Workshops are everywhere, in houses, shops, street side, and even right next to the train tracks.



So at this point, some may ask, ”Who is Durga?”  And, “Why is all of this work being done on her behalf?”  IMG_1555

As described by Nilima Chitgopekar in The Book of Durga, “Myths associated with her (Durga’s) origin name her as Shakti—the female manifestation of cosmic energy—created by the fusion of the fierce energies of all the male gods and stronger than their combined strength.  She is the scourge of demons, as she is protectress of the realms of gods and humans.  Her anger is terrifying, her lust for victory in war overwhelming, on the battlefield she is merciless, even savage.  Yet she may just as easily transform into the consort of Shiva, daughter of the mountains, sister of the gods, or mother of her four children and of all mankind.”

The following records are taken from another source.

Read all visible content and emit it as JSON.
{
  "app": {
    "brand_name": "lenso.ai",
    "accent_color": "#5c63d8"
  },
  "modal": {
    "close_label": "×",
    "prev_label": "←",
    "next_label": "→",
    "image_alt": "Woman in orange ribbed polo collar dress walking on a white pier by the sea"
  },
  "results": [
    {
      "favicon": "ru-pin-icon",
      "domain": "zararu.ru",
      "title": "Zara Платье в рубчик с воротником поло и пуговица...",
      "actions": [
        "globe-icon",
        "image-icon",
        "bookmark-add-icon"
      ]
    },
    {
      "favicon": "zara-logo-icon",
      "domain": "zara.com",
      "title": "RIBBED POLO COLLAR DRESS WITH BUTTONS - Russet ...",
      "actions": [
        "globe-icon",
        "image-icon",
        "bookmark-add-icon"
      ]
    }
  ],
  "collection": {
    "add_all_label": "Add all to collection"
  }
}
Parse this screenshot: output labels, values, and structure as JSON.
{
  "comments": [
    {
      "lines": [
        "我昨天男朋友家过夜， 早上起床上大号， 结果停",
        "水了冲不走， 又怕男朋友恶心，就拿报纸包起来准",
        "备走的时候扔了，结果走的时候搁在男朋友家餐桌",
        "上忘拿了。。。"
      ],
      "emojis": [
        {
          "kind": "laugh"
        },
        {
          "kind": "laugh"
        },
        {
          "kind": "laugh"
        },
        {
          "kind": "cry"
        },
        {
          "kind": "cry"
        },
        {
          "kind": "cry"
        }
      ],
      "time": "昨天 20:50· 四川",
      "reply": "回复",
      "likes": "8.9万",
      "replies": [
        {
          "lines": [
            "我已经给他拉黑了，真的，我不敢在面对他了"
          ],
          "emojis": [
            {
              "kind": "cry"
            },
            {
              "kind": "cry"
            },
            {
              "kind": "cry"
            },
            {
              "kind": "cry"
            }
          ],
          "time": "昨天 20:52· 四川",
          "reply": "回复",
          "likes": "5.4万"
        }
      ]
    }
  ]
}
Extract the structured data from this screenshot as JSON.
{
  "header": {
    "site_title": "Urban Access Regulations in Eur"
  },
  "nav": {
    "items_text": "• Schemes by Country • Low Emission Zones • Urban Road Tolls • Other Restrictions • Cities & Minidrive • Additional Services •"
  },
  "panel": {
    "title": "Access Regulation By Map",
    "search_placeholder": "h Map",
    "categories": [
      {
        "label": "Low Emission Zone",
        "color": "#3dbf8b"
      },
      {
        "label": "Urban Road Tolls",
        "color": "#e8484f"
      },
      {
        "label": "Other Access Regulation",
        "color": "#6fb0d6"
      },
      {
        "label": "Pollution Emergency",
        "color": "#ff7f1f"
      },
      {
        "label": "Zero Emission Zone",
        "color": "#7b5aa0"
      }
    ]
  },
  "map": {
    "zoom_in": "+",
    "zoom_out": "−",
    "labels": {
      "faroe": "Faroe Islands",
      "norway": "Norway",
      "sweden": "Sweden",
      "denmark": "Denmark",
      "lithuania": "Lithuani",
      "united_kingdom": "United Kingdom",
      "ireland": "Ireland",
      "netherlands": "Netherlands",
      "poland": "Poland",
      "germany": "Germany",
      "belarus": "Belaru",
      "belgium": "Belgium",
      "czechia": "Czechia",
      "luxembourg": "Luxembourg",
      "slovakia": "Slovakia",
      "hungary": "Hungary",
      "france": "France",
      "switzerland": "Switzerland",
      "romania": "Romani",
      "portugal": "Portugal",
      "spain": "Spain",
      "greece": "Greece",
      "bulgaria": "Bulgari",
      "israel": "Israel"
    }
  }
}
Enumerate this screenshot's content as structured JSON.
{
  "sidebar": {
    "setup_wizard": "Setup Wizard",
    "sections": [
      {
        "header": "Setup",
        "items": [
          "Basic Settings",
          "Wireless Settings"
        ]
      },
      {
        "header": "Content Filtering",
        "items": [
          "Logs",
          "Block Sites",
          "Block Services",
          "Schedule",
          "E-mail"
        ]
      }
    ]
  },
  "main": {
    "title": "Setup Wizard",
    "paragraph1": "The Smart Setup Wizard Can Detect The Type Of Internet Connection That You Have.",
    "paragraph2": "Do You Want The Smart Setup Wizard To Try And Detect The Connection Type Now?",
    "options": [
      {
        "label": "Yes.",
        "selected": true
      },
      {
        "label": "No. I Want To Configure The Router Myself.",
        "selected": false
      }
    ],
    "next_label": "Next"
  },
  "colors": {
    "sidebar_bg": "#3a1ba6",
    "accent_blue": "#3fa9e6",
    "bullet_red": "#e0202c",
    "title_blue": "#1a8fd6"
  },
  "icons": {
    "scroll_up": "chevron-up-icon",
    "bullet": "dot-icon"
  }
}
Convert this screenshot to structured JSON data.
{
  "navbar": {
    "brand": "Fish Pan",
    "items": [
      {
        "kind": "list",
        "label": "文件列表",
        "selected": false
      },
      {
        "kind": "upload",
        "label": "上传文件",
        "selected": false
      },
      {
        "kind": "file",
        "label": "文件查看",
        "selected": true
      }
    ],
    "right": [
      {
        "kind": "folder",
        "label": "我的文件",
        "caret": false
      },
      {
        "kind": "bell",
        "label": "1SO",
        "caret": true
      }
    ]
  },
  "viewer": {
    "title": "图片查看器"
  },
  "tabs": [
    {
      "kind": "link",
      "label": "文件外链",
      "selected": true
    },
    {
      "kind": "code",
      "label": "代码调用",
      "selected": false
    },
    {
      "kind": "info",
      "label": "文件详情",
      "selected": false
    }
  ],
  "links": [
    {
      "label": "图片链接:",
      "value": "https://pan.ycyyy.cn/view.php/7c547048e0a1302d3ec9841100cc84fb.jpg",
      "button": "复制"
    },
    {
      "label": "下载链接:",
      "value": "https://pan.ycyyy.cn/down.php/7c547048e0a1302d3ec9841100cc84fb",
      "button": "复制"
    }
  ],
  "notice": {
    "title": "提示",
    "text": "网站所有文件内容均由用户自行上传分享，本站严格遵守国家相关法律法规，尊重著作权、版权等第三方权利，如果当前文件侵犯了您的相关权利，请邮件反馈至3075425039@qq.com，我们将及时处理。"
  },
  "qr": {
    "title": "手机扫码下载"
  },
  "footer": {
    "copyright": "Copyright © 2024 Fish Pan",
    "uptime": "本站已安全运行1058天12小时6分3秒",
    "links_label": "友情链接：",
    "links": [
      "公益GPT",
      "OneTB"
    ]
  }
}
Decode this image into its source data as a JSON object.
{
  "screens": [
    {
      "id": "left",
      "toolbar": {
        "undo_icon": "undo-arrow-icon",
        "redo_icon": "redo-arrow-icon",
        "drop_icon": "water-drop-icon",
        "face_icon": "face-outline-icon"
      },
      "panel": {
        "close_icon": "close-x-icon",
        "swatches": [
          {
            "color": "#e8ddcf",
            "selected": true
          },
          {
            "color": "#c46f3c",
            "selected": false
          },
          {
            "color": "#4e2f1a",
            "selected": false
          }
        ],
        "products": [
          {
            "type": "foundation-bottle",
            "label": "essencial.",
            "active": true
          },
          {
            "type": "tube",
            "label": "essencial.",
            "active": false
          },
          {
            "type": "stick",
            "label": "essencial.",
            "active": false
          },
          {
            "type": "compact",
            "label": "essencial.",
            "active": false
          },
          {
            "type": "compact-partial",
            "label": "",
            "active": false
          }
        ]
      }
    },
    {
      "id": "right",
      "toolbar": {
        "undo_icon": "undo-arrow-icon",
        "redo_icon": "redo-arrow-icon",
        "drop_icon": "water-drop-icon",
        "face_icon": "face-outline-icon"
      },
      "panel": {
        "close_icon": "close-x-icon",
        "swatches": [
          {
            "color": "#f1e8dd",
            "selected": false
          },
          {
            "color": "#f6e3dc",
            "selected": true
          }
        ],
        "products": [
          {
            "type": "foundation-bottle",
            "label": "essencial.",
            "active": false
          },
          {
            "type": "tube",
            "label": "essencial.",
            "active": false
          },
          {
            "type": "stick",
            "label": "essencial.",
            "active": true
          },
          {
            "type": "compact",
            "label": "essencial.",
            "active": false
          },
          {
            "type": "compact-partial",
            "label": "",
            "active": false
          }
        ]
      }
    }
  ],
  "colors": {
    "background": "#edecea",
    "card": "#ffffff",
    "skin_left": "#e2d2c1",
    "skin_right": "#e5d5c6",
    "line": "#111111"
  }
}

I’m excited to learn more in the coming weeks before Durga Puja.